The development of Blackthorn’s feelings towards Mathuin throughout the series is masterful: when we were first introduced to her, she had a self-destructive and borderline irrational need for vengeance at any cost, but by DEN OF WOLVES her rage had smoldered to a burning hatred and desire to see justice done. The harsh reality is that Blackthorn will never “get over” all that happened because of Mathuin’s misdeeds, but Marillier makes it clear that brighter days are possible. Redemption from the past and hope for the future are two central themes in the series and nowhere is it more visible than in DEN OF WOLVES.

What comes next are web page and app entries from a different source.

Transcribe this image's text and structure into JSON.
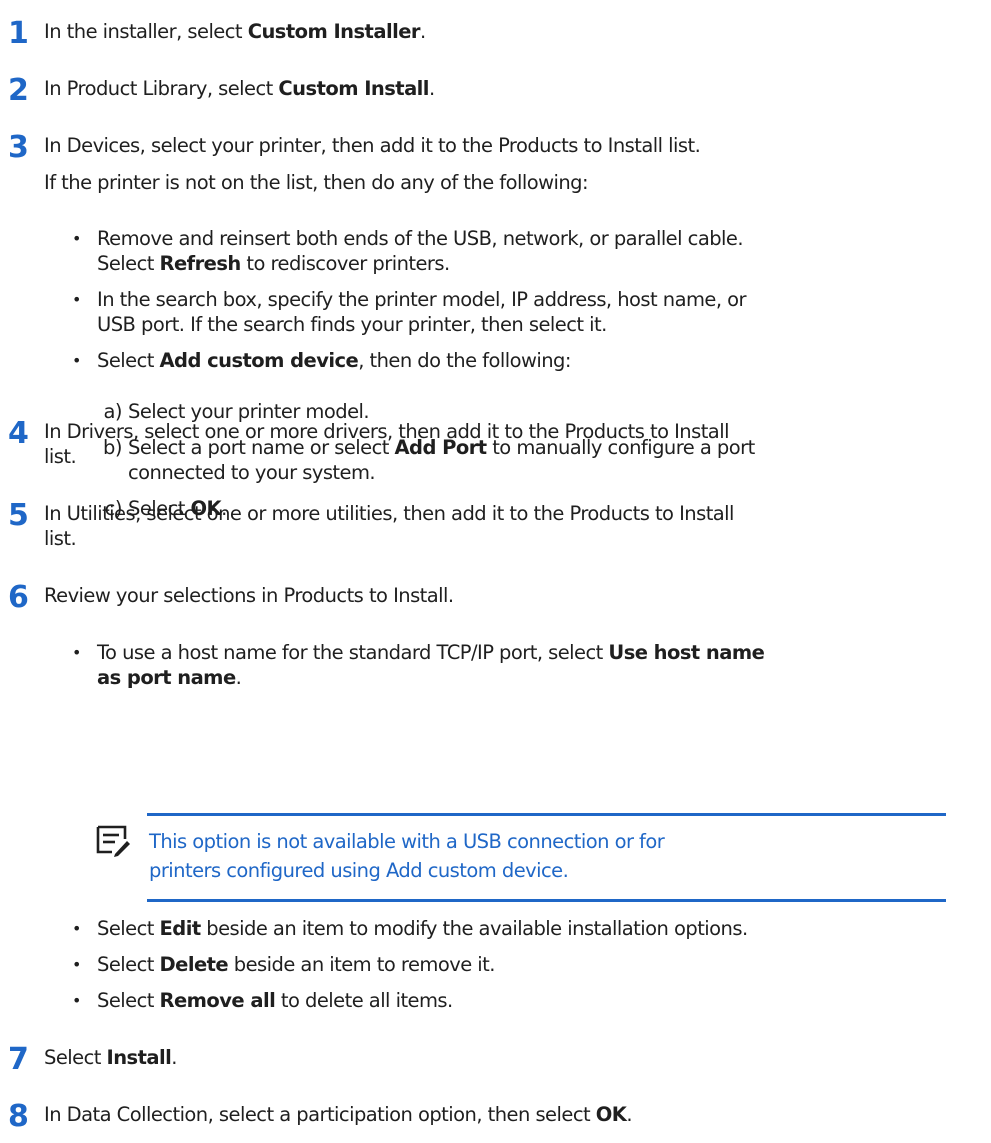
{
  "steps": [
    {
      "number": "1",
      "text": [
        "In the installer, select ",
        "Custom Installer",
        "."
      ]
    },
    {
      "number": "2",
      "text": [
        "In Product Library, select ",
        "Custom Install",
        "."
      ]
    },
    {
      "number": "3",
      "line1": "In Devices, select your printer, then add it to the Products to Install list.",
      "line2": "If the printer is not on the list, then do any of the following:",
      "bullets": [
        {
          "l1": "Remove and reinsert both ends of the USB, network, or parallel cable.",
          "l2": [
            "Select ",
            "Refresh",
            " to rediscover printers."
          ]
        },
        {
          "l1": "In the search box, specify the printer model, IP address, host name, or",
          "l2": "USB port. If the search finds your printer, then select it."
        },
        {
          "l1": [
            "Select ",
            "Add custom device",
            ", then do the following:"
          ]
        }
      ],
      "substeps": [
        {
          "label": "a)",
          "text": "Select your printer model."
        },
        {
          "label": "b)",
          "l1": [
            "Select a port name or select ",
            "Add Port",
            " to manually configure a port"
          ],
          "l2": "connected to your system."
        },
        {
          "label": "c)",
          "text": [
            "Select ",
            "OK",
            "."
          ]
        }
      ]
    },
    {
      "number": "4",
      "l1": "In Drivers, select one or more drivers, then add it to the Products to Install",
      "l2": "list."
    },
    {
      "number": "5",
      "l1": "In Utilities, select one or more utilities, then add it to the Products to Install",
      "l2": "list."
    },
    {
      "number": "6",
      "text": "Review your selections in Products to Install.",
      "bullets": [
        {
          "l1": [
            "To use a host name for the standard TCP/IP port, select ",
            "Use host name"
          ],
          "l2": [
            "as port name",
            "."
          ]
        },
        {
          "l1": [
            "Select ",
            "Edit",
            " beside an item to modify the available installation options."
          ]
        },
        {
          "l1": [
            "Select ",
            "Delete",
            " beside an item to remove it."
          ]
        },
        {
          "l1": [
            "Select ",
            "Remove all",
            " to delete all items."
          ]
        }
      ],
      "note": {
        "icon": "note-icon",
        "l1": "This option is not available with a USB connection or for",
        "l2": "printers configured using Add custom device."
      }
    },
    {
      "number": "7",
      "text": [
        "Select ",
        "Install",
        "."
      ]
    },
    {
      "number": "8",
      "text": [
        "In Data Collection, select a participation option, then select ",
        "OK",
        "."
      ]
    }
  ],
  "bullet_glyph": "•",
  "accent_color": "#1f67c7"
}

For much of DEN OF WOLVES, Blackthorn and Grim are separated, which would normally irritate me (splitting up major characters is one of my least favourite plot devices) but it was crucial for the characters – and the plot. Spending significant time apart forces the pair to confront what it is they really mean to one another while also expanding their influence outside of their community in Winterfalls. When Grim is offered a high paying but secretive job as a builder in Wolf Glen, he takes it despite the distance…but soon realizes that the mysterious Heartwood House he’s been contracted to help build is surrounded by a dark past and long-kept secrets. Soon Blackthorn also sees the evidence of strangeness at Wolf Glen in the form of Cara, a young woman whose affinity for the forest and difficulty with speech has made her something of an outcast.

Of course, Grim’s work and Blackthorn’s new acquaintance are connected, and maybe even influenced by Fae magic. The pair must unravel the mystery quickly if they’re to have any hope of preventing disaster and unearthing the truth about both the Heartwood House and Cara. But when faced with an impossible choice between helping a friend and finally seeing justice done for Mathuin’s actions, what will Blackthorn choose? 

DEN OF WOLVES was everything I could have asked for from the conclusion to the Blackthorn & Grim trilogy, and while I’m sad to see the series end I’m pleased that it goes out on such a high note. As I mentioned, this series is one of my favourites, and I highly recommend it to anyone who likes dark fairy tales like The Bear and the Nightingale. You won’t be disappointed!

Have you read the Blackthorn & Grim series? What’s your favourite fairy tale inspired book? Let me know in the comments!